[DATA FOR PROCESSING Boundary: Start]
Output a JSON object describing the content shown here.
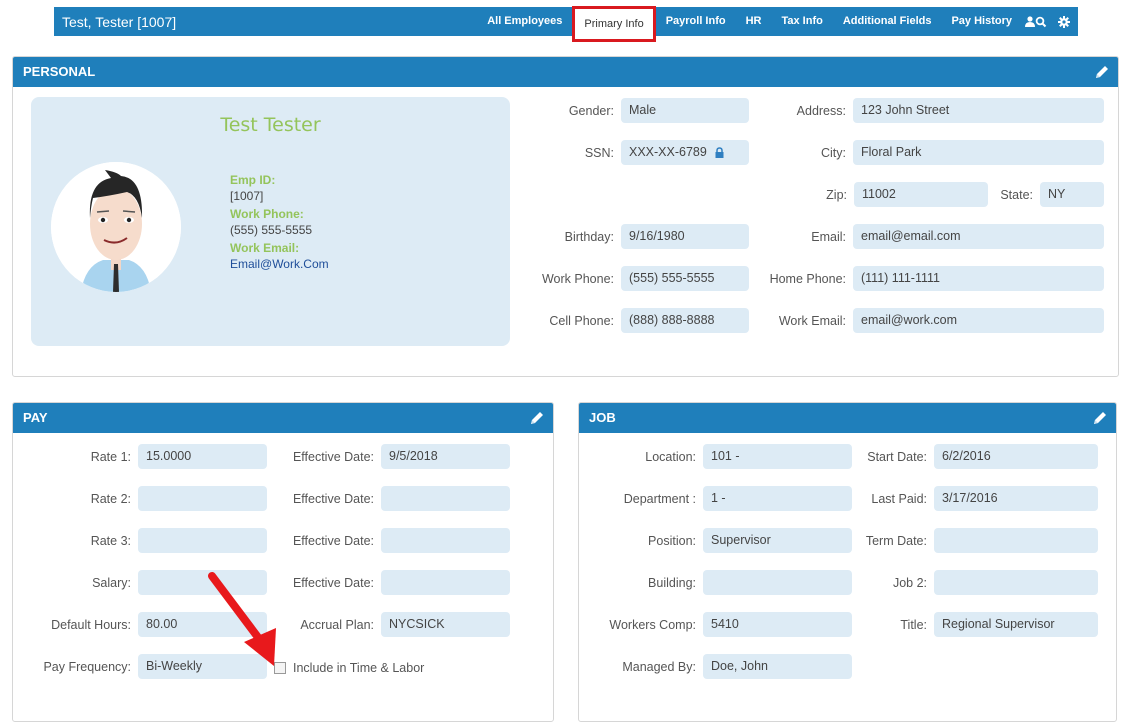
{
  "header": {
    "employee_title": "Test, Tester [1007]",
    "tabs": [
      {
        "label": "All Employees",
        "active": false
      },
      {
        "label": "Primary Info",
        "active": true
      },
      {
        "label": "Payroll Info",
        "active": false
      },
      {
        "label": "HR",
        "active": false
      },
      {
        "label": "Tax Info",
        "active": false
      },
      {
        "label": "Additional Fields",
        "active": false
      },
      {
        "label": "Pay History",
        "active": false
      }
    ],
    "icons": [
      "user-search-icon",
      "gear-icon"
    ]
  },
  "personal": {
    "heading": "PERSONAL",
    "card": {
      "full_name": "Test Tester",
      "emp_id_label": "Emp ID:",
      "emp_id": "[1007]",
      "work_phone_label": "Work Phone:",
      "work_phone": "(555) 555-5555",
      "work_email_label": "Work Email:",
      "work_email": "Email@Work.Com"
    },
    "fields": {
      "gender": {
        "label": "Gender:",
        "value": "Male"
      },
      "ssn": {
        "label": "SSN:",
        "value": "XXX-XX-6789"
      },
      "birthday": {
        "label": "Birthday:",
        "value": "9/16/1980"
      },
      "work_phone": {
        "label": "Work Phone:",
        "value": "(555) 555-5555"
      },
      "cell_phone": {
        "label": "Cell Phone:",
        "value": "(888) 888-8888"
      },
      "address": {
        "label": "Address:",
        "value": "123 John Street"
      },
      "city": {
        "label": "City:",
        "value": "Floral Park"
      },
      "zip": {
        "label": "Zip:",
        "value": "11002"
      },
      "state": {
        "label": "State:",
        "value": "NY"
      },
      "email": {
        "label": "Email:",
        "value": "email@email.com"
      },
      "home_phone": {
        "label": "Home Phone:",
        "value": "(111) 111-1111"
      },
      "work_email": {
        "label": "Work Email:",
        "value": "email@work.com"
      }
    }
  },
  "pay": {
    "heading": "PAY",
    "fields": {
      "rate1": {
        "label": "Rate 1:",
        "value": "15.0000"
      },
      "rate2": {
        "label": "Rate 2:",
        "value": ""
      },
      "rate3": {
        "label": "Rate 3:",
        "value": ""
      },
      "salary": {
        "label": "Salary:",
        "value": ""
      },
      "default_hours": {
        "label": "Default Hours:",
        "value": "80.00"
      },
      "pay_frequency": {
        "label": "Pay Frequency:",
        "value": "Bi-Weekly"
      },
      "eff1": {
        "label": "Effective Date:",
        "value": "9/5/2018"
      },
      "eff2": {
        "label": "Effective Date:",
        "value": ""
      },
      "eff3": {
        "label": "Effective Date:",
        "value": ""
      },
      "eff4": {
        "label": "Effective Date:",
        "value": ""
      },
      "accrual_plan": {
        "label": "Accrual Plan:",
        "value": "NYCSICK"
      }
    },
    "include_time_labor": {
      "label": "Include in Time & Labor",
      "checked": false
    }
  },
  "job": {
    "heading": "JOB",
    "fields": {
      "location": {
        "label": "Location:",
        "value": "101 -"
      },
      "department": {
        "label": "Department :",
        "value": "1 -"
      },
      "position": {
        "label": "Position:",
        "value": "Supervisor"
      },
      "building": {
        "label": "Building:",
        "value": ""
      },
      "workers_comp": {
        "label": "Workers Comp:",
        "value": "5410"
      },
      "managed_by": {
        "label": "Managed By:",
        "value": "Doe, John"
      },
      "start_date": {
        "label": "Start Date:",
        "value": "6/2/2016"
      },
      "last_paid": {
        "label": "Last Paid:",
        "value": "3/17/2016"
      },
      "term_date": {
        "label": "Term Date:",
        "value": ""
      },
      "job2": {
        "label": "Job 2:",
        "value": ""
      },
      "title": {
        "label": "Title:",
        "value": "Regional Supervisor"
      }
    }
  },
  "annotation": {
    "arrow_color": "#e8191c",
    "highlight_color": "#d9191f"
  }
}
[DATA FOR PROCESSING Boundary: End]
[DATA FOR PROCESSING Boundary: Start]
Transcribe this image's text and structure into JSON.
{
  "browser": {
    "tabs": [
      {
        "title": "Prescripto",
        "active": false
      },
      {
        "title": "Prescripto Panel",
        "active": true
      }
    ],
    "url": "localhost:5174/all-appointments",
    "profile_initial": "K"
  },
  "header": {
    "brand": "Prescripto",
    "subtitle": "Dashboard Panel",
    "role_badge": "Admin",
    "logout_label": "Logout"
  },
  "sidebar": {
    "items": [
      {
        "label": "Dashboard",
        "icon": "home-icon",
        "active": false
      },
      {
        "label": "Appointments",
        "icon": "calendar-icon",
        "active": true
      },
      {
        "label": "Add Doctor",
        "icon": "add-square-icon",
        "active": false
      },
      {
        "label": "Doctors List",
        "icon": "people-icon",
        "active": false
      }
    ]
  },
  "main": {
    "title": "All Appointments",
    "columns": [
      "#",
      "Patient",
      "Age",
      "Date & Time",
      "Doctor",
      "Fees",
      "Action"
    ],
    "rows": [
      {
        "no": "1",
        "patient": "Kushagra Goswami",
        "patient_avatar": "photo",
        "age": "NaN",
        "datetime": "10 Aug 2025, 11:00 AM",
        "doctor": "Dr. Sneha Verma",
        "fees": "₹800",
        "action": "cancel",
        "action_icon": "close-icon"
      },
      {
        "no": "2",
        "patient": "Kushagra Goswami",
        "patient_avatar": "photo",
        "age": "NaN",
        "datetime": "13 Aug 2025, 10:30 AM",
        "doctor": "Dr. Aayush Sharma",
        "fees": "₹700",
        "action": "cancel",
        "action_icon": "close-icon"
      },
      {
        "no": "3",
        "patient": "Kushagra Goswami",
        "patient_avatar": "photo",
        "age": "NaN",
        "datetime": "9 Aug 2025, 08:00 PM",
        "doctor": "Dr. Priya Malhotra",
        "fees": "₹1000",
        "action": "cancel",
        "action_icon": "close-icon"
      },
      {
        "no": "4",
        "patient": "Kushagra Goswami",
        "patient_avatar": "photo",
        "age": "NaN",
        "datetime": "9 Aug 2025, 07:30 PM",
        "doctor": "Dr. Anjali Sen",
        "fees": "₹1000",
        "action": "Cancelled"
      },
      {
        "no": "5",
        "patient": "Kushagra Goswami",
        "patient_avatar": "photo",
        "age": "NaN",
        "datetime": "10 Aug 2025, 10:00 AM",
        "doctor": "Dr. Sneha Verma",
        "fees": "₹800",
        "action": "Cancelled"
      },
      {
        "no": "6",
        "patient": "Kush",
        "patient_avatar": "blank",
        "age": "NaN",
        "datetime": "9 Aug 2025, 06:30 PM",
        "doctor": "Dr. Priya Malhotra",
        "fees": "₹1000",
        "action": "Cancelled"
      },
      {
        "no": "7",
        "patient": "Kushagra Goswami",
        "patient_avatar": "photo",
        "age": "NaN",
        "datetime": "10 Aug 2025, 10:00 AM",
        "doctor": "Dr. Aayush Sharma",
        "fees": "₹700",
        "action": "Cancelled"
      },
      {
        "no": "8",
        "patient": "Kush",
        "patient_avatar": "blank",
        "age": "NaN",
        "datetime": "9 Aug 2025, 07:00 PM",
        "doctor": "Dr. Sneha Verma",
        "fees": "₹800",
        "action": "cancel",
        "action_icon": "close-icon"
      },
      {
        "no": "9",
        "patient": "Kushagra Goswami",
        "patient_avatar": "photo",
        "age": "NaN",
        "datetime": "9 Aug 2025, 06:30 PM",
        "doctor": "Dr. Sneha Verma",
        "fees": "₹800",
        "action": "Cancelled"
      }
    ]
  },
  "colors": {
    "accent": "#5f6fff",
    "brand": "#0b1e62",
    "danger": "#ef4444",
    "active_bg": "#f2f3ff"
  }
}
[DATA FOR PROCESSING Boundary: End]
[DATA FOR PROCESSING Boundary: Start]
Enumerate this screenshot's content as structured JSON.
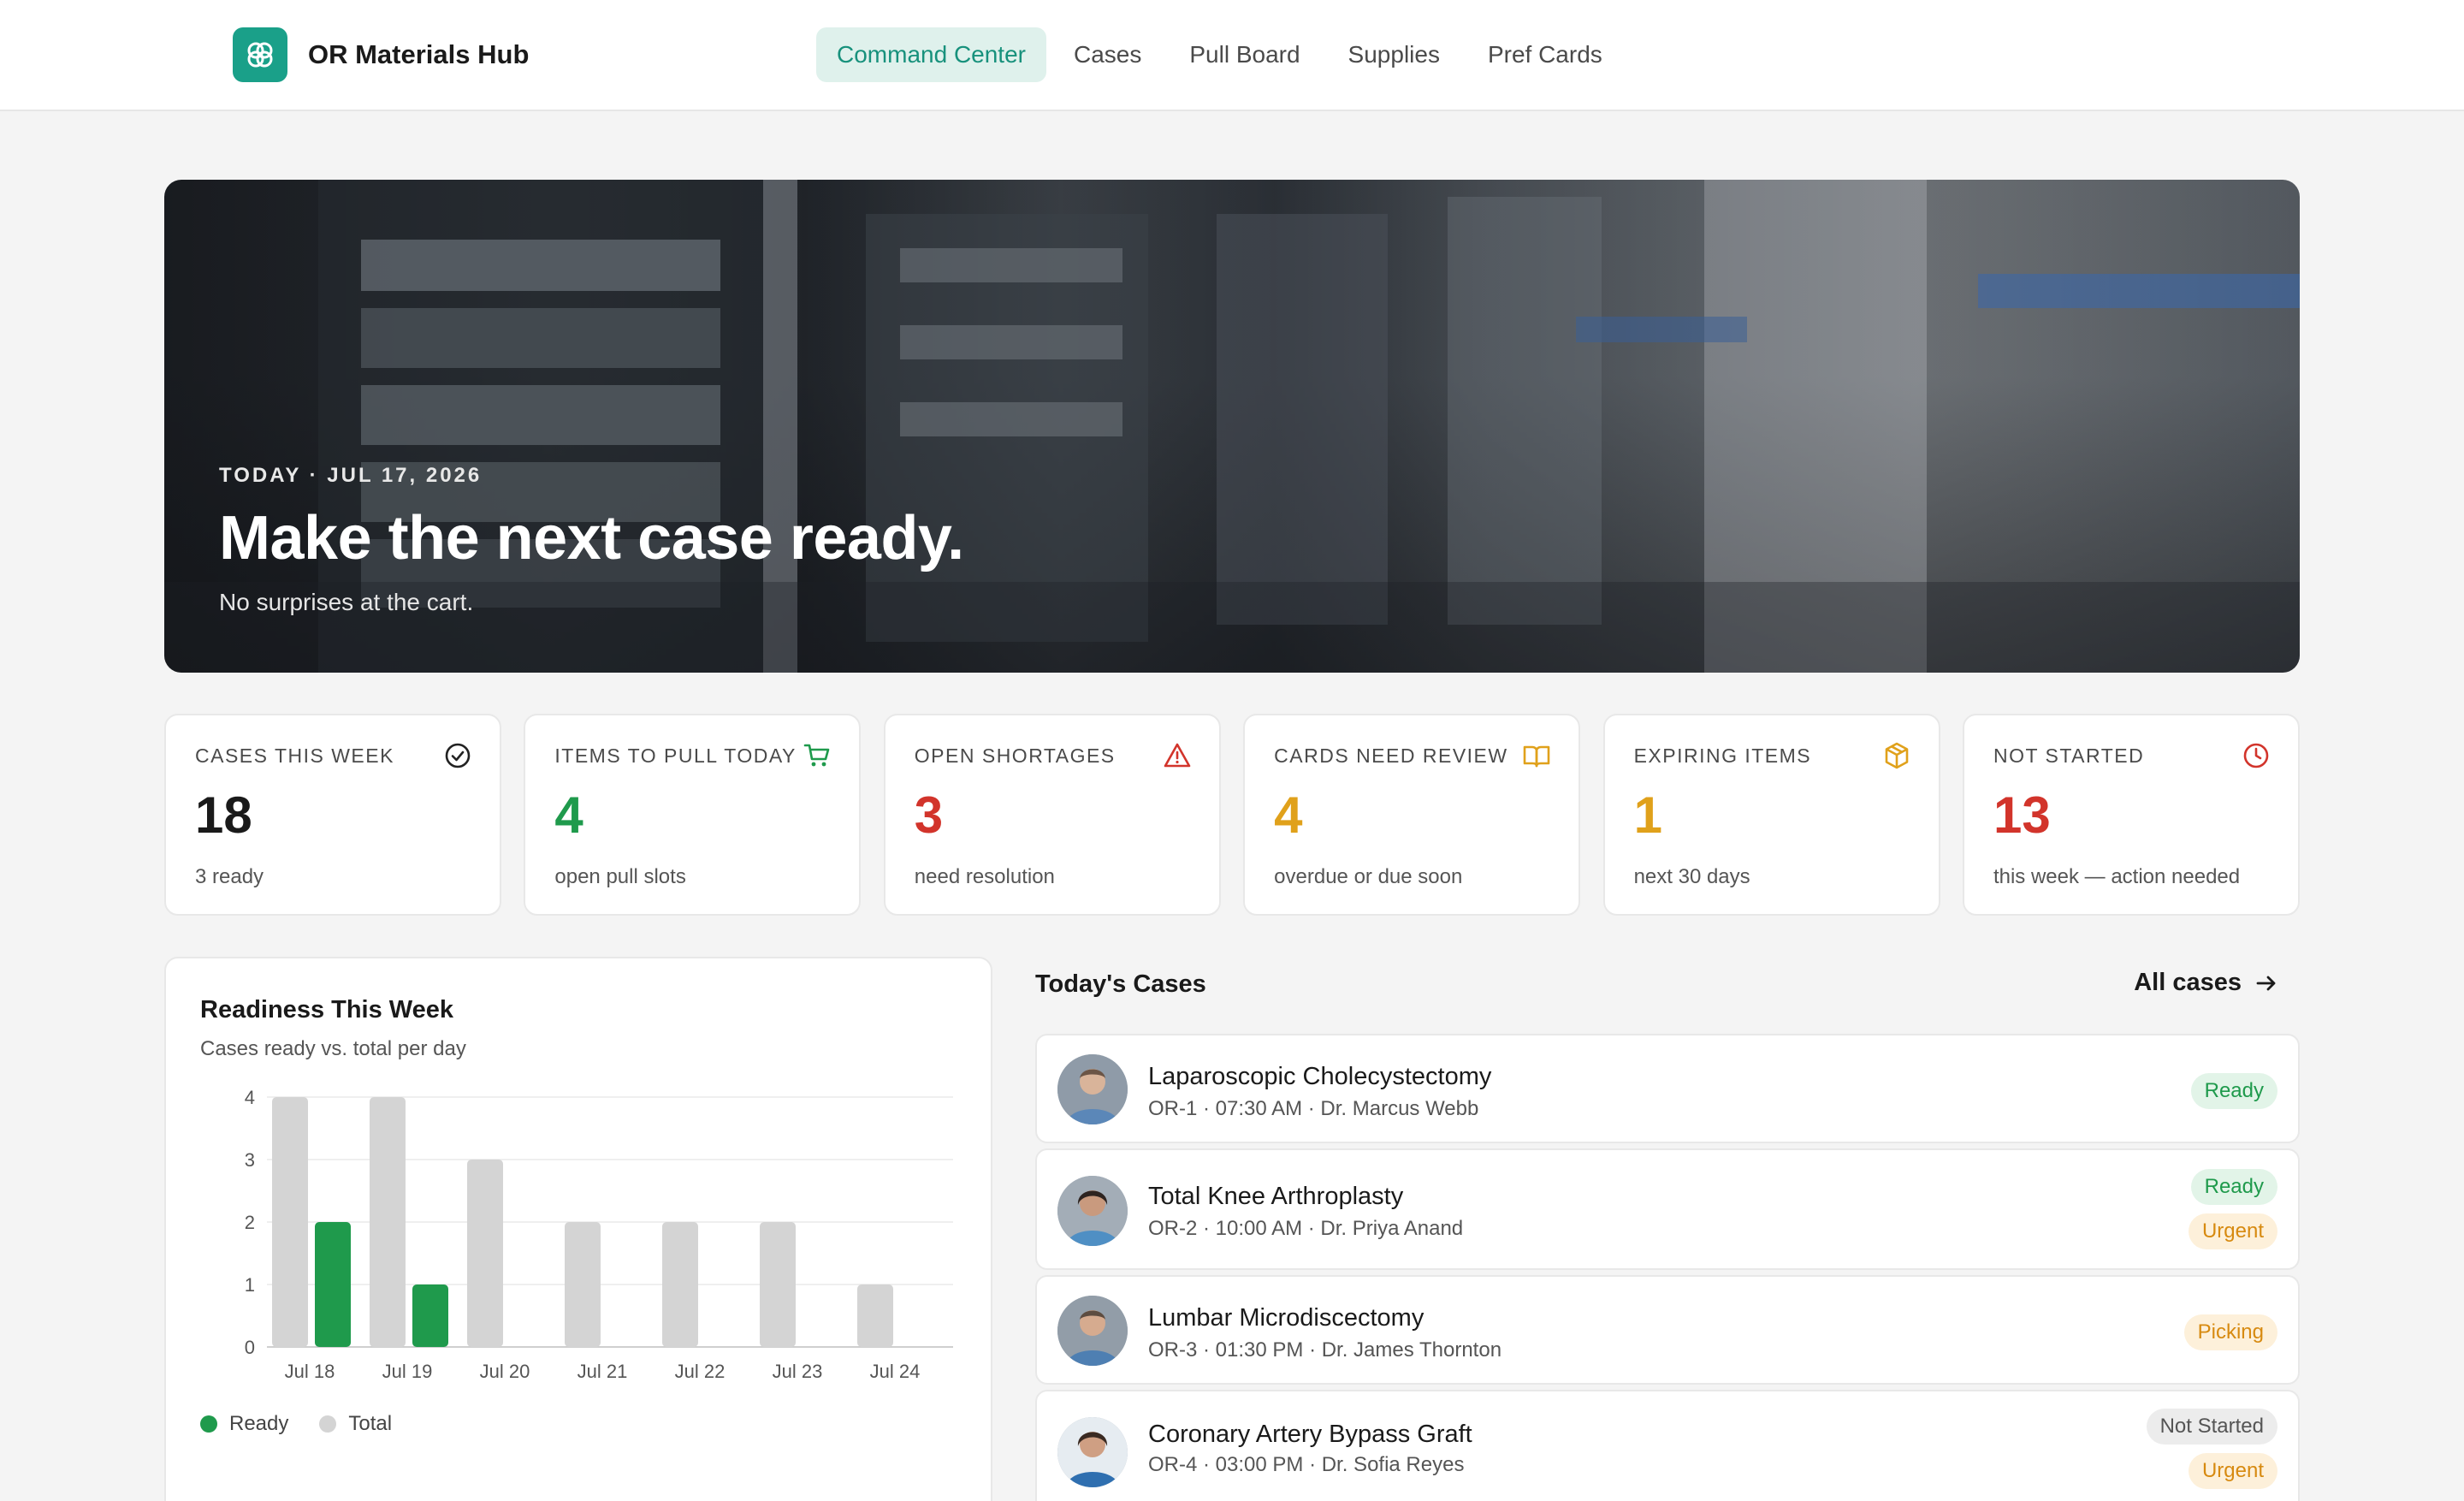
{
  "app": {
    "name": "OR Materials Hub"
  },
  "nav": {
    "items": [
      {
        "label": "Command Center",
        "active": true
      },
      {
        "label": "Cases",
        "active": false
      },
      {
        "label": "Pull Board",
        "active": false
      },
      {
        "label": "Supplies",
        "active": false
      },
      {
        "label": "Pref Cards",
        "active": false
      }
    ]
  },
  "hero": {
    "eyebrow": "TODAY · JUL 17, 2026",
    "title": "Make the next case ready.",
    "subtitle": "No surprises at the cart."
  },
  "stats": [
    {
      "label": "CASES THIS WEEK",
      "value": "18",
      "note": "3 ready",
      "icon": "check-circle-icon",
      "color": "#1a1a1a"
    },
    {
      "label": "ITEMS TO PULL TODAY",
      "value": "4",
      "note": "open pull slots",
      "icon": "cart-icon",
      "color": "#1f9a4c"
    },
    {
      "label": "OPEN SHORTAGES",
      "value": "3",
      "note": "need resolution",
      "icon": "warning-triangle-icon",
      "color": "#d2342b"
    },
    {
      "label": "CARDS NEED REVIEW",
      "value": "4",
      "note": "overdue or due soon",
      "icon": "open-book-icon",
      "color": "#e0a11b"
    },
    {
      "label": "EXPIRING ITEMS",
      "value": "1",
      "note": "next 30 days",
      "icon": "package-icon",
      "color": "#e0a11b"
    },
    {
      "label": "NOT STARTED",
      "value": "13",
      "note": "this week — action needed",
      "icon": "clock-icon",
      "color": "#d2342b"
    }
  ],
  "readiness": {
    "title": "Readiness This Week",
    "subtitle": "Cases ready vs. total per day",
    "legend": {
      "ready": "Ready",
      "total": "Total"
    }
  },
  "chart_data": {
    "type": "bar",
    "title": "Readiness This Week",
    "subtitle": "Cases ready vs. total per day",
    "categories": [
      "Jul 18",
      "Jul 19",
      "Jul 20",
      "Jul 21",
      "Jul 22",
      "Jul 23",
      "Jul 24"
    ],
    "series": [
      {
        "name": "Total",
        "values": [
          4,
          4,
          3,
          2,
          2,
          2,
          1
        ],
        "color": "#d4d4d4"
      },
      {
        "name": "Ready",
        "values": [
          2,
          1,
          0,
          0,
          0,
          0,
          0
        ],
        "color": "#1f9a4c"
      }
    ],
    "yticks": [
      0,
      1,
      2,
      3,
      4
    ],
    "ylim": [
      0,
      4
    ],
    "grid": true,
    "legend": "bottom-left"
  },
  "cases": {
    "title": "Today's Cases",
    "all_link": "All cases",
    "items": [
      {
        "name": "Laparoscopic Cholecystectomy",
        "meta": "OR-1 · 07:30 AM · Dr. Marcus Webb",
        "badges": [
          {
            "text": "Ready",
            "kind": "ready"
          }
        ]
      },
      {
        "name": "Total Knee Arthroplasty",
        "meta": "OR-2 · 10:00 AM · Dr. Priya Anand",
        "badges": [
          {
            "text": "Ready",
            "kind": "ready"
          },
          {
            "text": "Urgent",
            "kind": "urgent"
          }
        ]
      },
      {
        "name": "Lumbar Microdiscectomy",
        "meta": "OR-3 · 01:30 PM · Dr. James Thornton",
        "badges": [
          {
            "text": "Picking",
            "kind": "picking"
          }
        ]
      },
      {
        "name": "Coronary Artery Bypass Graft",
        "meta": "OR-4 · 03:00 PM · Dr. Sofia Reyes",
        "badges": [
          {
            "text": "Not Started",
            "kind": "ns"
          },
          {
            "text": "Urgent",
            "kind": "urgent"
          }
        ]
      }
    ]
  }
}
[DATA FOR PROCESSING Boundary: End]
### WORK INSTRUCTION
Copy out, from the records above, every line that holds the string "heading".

### SOLUTION
    "heading": "PERSONAL",
    "heading": "PAY",
    "heading": "JOB",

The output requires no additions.